Here: Jeffredo Cert Petition
Incidentally, a few days after the petitioners filed, the Ninth Circuit panel adopted an amended opinion (here).
Lower court materials are here.
1. Is the Writ of Habeas Corpus under the Indian Civil Rights Act limited solely to tribal criminal proceedings instead of also including tribal civil proceedings which result in the disenrollment of life-long tribal citizens?
2. Does the combination of “disenrollment,” which is the stripping away of Appellants’ life-long tribal citizenship and the current and potential restrictions placed on Appellants, constitute a severe restraint on their liberty so as to satisfy the “detention” requirement of Section 1303 of the Indian Civil Rights Act?
3. Does the disenrollment of life-long tribal members, by itself, constitute a severe restraint of liberty so as to satisfy the “detention” requirement of the Indian Civil Rights Act?
4. Did the Appellants exhaust their tribal remedies by going through every Pechanga Tribal appeal proceeding available to contest their disenrollment?

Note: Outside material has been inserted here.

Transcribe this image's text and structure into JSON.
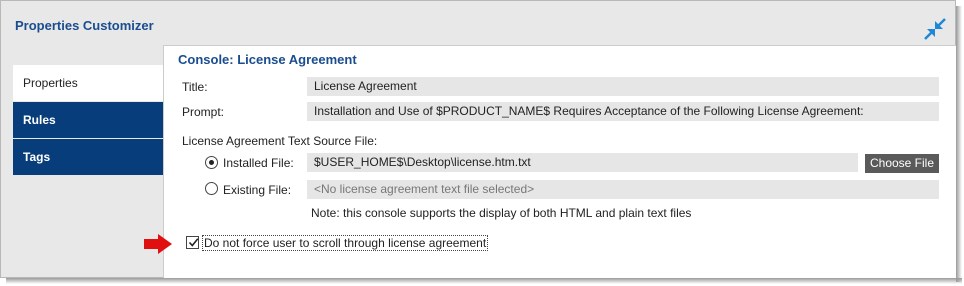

I don’t see how this is certworthy. There’s no split in authority alleged by the petitioners (they didn’t even try to assert a split with the Second Circuit which decided a somewhat similar case (Poodry) years ago). I imagine the Supreme Court one day will reconsider the National Farmers Union tribal court exhaustion doctrine but this doesn’t seem to be a very good vehicle for that because it’s not a tribal court jurisdiction case at the heart of the doctrine. Plus, it’s an internal tribal matter with no national importance whatsoever (other than the side-show of Indian gaming wealth).
Finally, despite the dissent from District Court Judge Wilkens, I don’t think the Roberts Court is inclined to expand habeas rights in any way, let alone to benefit Indian people in this way. As Justice Holmes told Justice Brandeis, the Supreme Court is not there to do justice.